_Work instruction_:
Your answer should consist of every line in the records that holds "claps".

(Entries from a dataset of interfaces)
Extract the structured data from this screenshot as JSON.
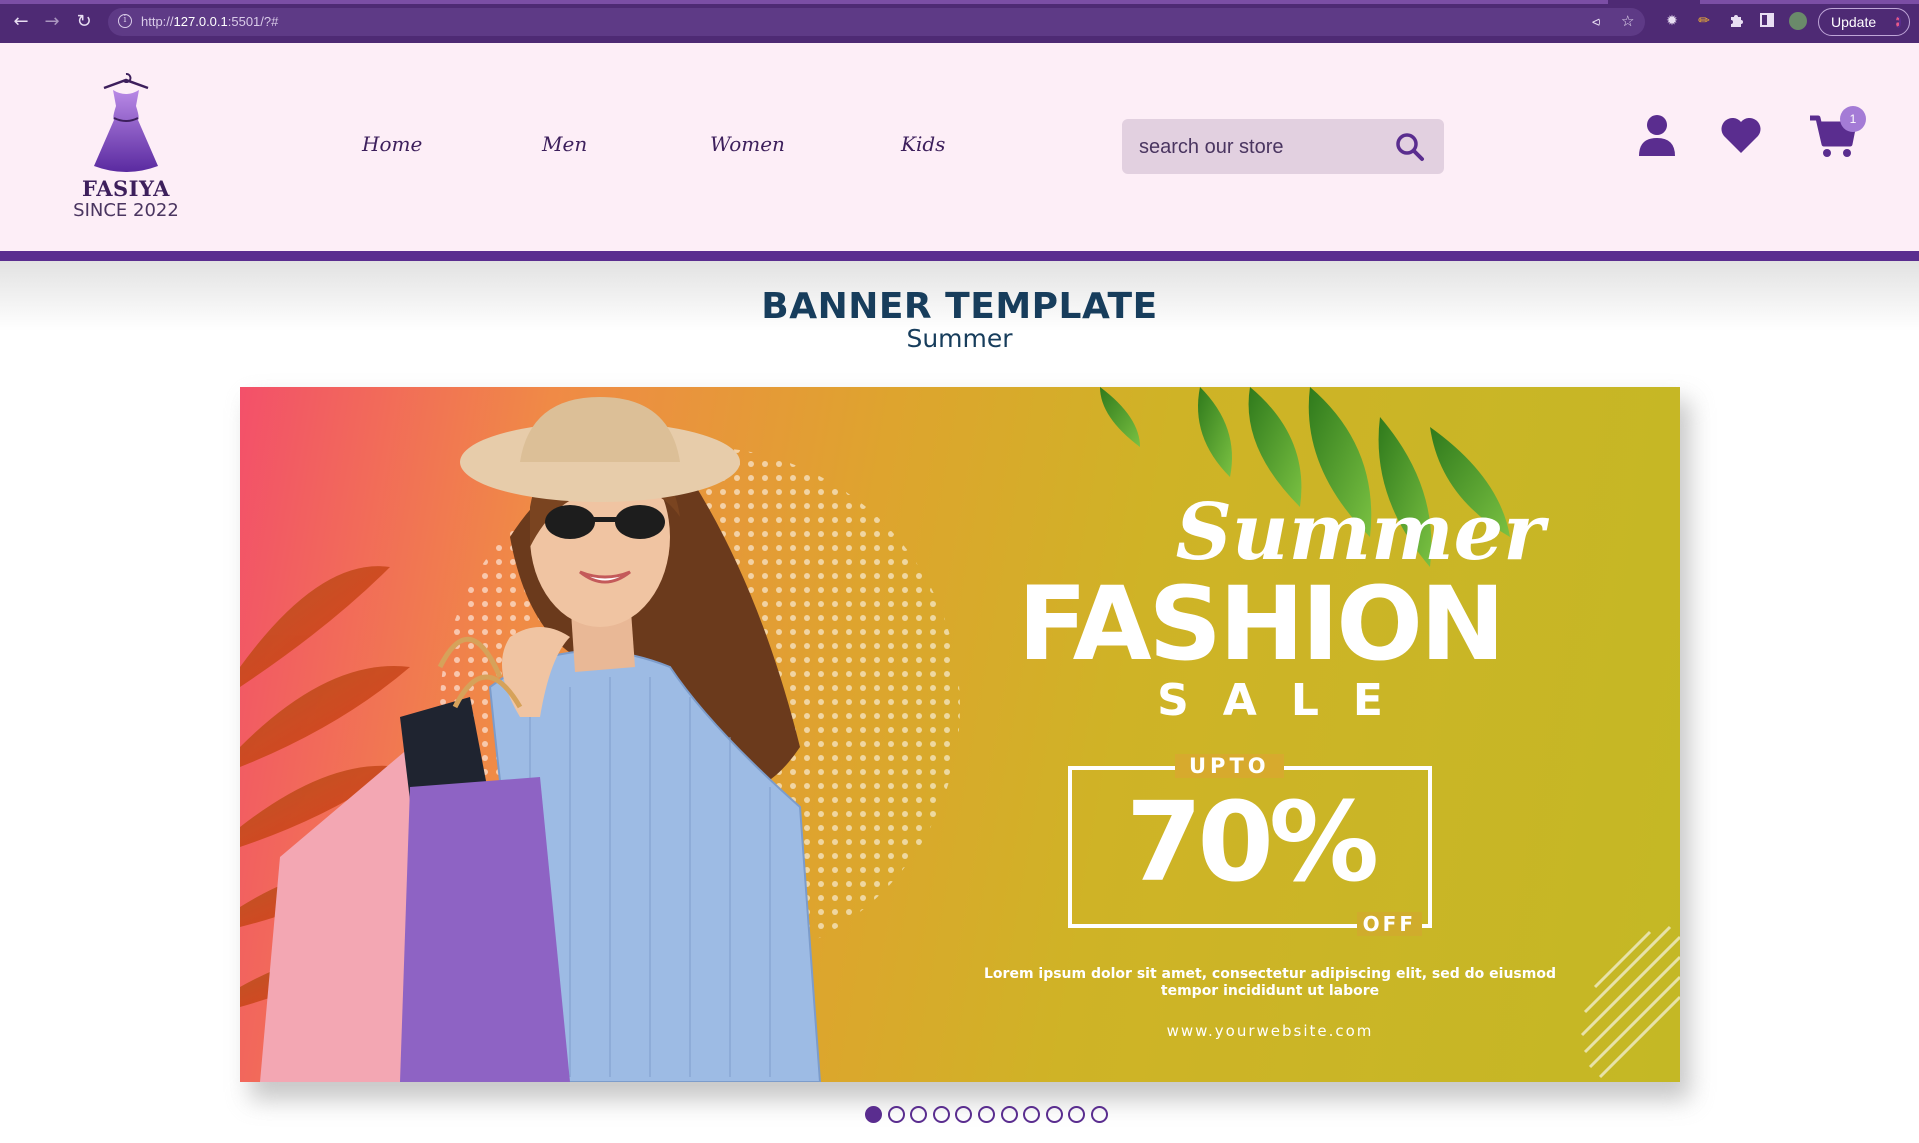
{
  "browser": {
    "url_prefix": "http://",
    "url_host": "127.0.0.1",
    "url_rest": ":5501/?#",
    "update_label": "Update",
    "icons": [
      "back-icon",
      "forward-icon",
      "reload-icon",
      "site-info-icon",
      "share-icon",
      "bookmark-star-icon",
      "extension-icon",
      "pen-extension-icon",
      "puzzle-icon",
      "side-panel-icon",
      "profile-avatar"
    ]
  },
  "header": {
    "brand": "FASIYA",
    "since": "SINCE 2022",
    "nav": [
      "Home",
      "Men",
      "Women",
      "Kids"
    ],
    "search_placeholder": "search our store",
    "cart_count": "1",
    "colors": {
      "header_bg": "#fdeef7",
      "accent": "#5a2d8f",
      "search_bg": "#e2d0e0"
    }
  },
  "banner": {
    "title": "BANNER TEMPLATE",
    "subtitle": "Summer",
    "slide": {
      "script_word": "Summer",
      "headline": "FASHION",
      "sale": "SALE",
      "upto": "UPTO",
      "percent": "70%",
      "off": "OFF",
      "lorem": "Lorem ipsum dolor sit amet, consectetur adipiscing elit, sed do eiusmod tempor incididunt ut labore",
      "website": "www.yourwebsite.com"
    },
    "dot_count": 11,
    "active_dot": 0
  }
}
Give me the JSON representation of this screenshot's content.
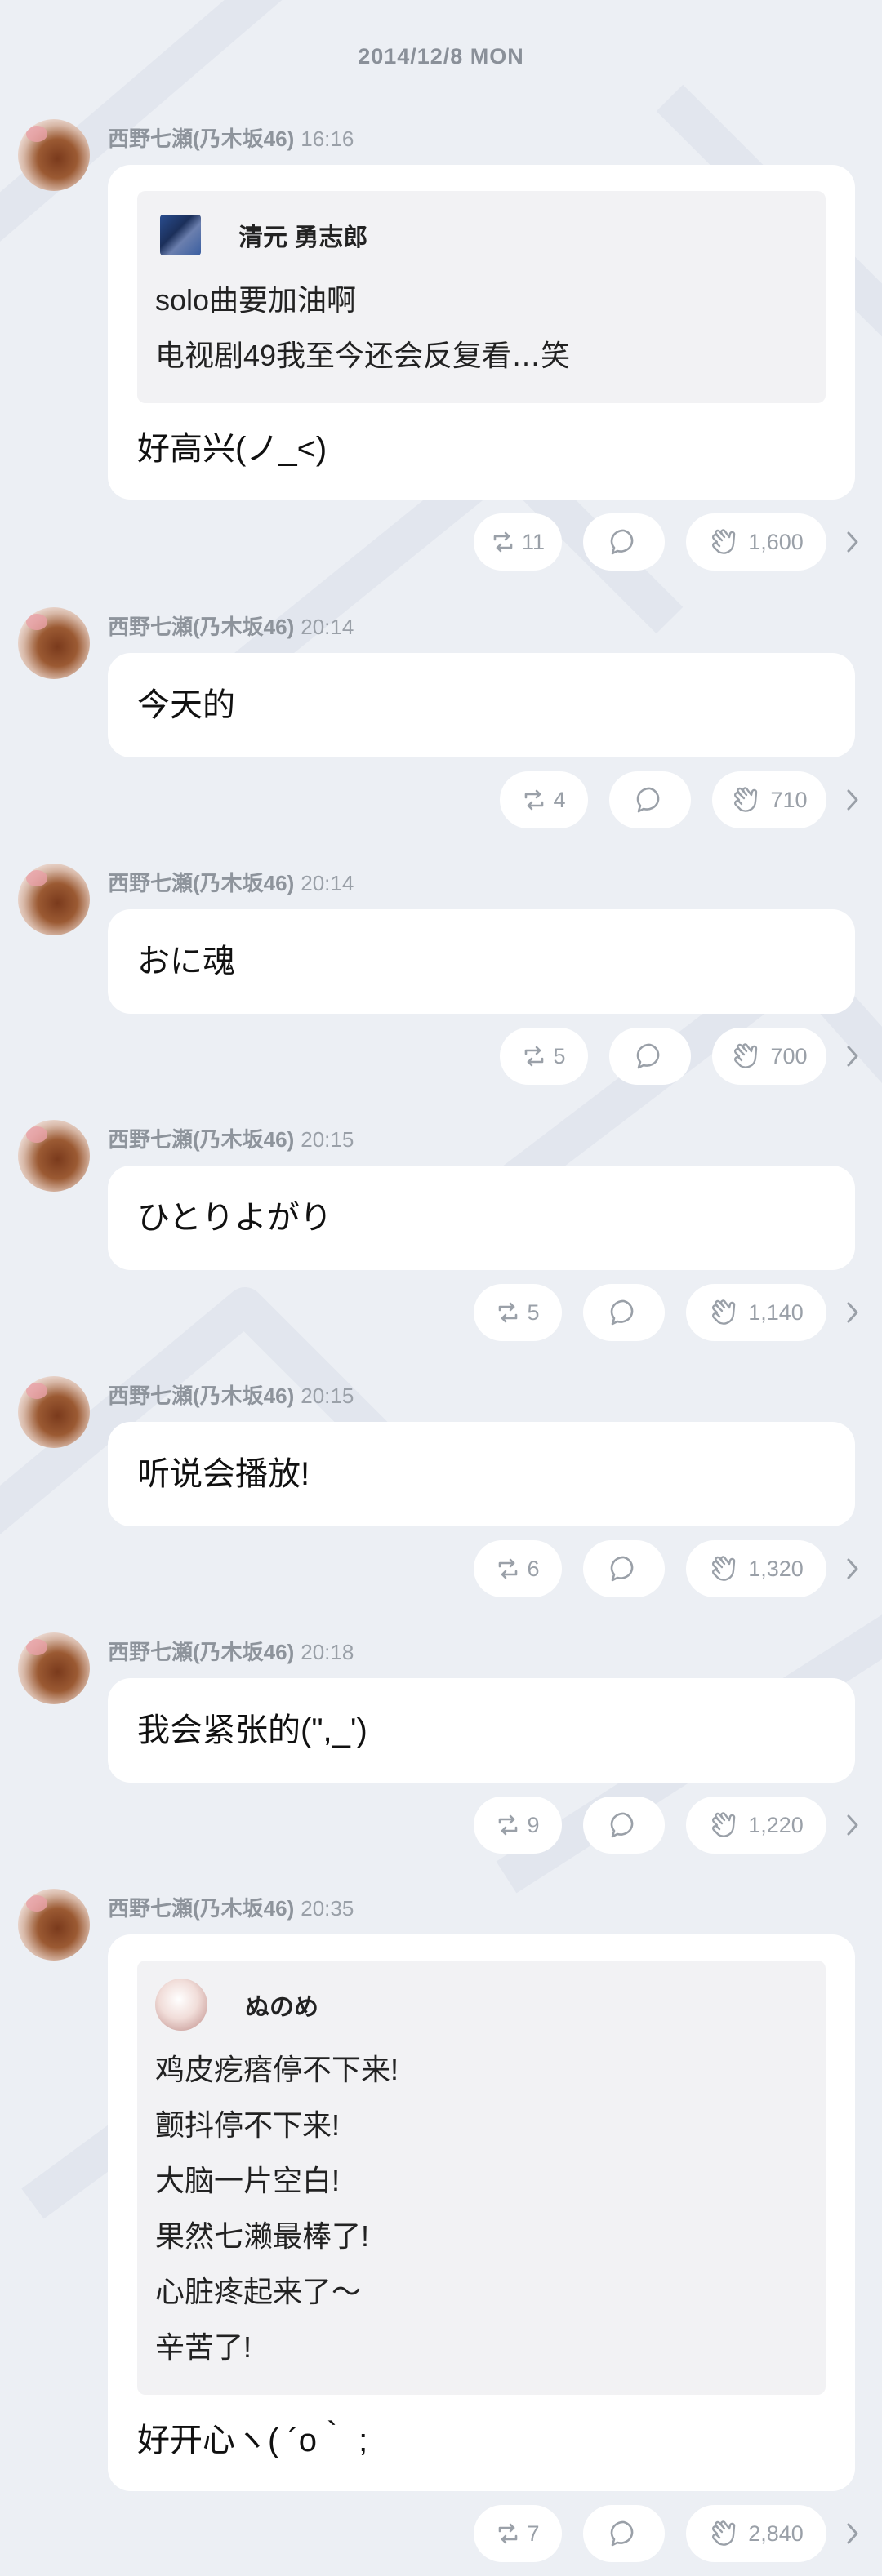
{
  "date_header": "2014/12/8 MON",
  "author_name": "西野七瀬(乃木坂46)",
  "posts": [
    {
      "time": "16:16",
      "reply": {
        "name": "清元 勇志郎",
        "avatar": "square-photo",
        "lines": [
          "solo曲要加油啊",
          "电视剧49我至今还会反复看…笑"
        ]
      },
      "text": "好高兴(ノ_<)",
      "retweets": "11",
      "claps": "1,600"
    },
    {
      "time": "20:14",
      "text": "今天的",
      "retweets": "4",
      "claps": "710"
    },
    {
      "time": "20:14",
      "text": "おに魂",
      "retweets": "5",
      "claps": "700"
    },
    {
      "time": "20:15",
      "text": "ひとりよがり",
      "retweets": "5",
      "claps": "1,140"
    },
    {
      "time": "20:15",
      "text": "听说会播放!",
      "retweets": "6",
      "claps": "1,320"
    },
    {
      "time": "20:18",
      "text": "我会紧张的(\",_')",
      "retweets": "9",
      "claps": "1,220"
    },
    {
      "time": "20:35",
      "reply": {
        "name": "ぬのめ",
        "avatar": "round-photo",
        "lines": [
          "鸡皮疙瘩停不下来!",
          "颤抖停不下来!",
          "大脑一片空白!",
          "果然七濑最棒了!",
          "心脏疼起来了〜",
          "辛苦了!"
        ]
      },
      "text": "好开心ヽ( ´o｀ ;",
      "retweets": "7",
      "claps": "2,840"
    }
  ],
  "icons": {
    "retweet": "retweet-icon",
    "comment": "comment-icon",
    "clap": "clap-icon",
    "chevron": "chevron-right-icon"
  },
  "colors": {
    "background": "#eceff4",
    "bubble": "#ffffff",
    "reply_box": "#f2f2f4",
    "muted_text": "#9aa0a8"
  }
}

_Answer_:
      "claps": "1,600"
      "claps": "710"
      "claps": "700"
      "claps": "1,140"
      "claps": "1,320"
      "claps": "1,220"
      "claps": "2,840"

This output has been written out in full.